This large, stocky mammal is a marsupial, or pouched animal, found in Australia and on scattered islands nearby. Like other marsupials, the wombat gives birth to tiny, undeveloped young that crawl into a pouch on their mother's belly. A wombat baby remains in its mother's pouch for about five months before emerging. Even after it leaves the pouch, the young animal will frequently crawl back in to nurse or to escape danger. By about seven months of age, a young wombat can care for itself.

It is also called the bare-nosed wombat, to distinguish it from its cousins, the southern and northern hairy-nosed wombats.

Burrow life

Wombats use their strong claws to dig burrows in open grasslands and eucalyptus forests. They live in these burrows, which can become extensive tunnel-and-chamber complexes. Common wombats are solitary and inhabit their own burrows, while other species may be more social and live together in larger burrow groups called colonies.

Vegetarian diet

Wombats are nocturnal and emerge to feed at night on grasses, roots, and bark. They have two rodentlike incisors that never stop growing. They're kept in check by gnawing on some of their tougher vegetarian fare. For reasons not well understood, their feces is cube-shaped.

Conflict with humans

WATCH: Rescued Baby Wombat Frolics and Gets Tickled

George, a wombat joey, was 4-months-old when his mother was hit and killed by car. Fortunately he was rescued and brought to the Australian Reptile Park in New South Wales, Australia.

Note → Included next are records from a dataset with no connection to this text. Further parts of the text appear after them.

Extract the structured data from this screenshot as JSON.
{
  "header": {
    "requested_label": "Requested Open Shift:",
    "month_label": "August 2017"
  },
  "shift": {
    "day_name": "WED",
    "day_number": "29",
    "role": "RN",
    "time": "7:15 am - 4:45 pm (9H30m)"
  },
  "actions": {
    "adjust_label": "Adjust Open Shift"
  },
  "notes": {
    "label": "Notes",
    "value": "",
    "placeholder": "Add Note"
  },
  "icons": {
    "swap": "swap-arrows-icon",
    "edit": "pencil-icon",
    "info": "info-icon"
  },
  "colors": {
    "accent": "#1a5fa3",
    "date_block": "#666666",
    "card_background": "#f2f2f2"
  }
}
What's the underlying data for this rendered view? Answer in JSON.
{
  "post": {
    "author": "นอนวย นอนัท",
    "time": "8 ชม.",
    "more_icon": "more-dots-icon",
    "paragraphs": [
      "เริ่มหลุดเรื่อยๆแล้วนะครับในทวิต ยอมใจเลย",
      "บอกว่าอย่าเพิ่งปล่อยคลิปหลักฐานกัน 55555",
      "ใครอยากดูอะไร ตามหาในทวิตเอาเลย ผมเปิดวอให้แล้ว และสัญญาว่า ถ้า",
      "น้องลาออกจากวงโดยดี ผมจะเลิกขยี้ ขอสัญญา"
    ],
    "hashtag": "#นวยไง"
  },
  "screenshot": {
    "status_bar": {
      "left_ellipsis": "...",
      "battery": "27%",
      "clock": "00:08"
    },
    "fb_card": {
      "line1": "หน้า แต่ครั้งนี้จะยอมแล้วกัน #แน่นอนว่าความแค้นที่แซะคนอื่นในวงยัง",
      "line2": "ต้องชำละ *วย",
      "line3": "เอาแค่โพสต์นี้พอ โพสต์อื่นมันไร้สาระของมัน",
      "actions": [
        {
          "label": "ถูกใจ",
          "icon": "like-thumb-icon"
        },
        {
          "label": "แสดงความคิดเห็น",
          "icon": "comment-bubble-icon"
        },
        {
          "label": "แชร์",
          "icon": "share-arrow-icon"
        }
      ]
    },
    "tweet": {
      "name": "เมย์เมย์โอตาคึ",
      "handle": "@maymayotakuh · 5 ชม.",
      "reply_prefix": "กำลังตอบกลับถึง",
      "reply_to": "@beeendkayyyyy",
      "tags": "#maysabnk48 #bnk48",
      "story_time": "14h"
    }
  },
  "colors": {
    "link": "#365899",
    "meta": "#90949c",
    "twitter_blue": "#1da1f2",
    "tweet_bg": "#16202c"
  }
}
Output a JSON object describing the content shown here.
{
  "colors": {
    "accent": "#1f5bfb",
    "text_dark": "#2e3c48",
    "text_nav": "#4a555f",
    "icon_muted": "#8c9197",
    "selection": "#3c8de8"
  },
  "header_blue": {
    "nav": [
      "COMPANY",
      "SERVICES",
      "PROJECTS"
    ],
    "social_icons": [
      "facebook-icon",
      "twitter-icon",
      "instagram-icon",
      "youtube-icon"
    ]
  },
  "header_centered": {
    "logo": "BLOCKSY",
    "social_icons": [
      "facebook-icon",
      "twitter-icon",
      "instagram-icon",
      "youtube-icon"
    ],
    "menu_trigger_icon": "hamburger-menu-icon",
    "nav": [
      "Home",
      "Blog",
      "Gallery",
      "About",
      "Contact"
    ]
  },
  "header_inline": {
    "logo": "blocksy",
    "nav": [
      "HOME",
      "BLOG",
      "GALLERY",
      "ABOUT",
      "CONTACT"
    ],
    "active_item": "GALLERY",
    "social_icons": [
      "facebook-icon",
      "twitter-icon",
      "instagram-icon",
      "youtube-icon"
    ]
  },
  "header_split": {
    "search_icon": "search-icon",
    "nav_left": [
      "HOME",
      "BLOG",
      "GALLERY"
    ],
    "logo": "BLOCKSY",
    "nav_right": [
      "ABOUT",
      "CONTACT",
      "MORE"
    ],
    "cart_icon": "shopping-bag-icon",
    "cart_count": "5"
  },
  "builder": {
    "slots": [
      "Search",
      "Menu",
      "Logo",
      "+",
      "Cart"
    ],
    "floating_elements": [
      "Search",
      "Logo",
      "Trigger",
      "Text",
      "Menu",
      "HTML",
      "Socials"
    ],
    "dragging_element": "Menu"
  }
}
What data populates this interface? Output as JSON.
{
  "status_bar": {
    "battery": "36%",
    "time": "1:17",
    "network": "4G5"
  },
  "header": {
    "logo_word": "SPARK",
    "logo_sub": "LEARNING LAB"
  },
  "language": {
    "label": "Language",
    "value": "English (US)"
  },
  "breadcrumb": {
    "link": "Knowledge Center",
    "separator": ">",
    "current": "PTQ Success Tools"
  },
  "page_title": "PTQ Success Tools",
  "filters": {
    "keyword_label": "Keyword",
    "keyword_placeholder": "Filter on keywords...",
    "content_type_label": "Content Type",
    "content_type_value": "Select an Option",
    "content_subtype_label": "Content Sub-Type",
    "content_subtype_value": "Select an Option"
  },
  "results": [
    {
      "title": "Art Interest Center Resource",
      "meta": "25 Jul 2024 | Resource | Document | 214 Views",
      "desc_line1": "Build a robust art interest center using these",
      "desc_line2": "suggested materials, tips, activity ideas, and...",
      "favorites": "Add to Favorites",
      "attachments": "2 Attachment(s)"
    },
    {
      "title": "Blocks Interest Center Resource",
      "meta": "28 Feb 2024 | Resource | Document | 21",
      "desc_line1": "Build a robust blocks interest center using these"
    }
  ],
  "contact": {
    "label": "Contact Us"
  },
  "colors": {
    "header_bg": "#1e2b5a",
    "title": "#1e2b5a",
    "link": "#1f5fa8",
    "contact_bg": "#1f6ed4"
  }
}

The field and pasture damage caused by wombat burrowing can be a nuisance to ranchers and farmers. Wombats have been hunted for this behavior, as well as for their fur and simply for sport. The common wombat is still hunted as vermin. Space for all wombats is at a premium as farm and ranch lands increasingly replace natural space.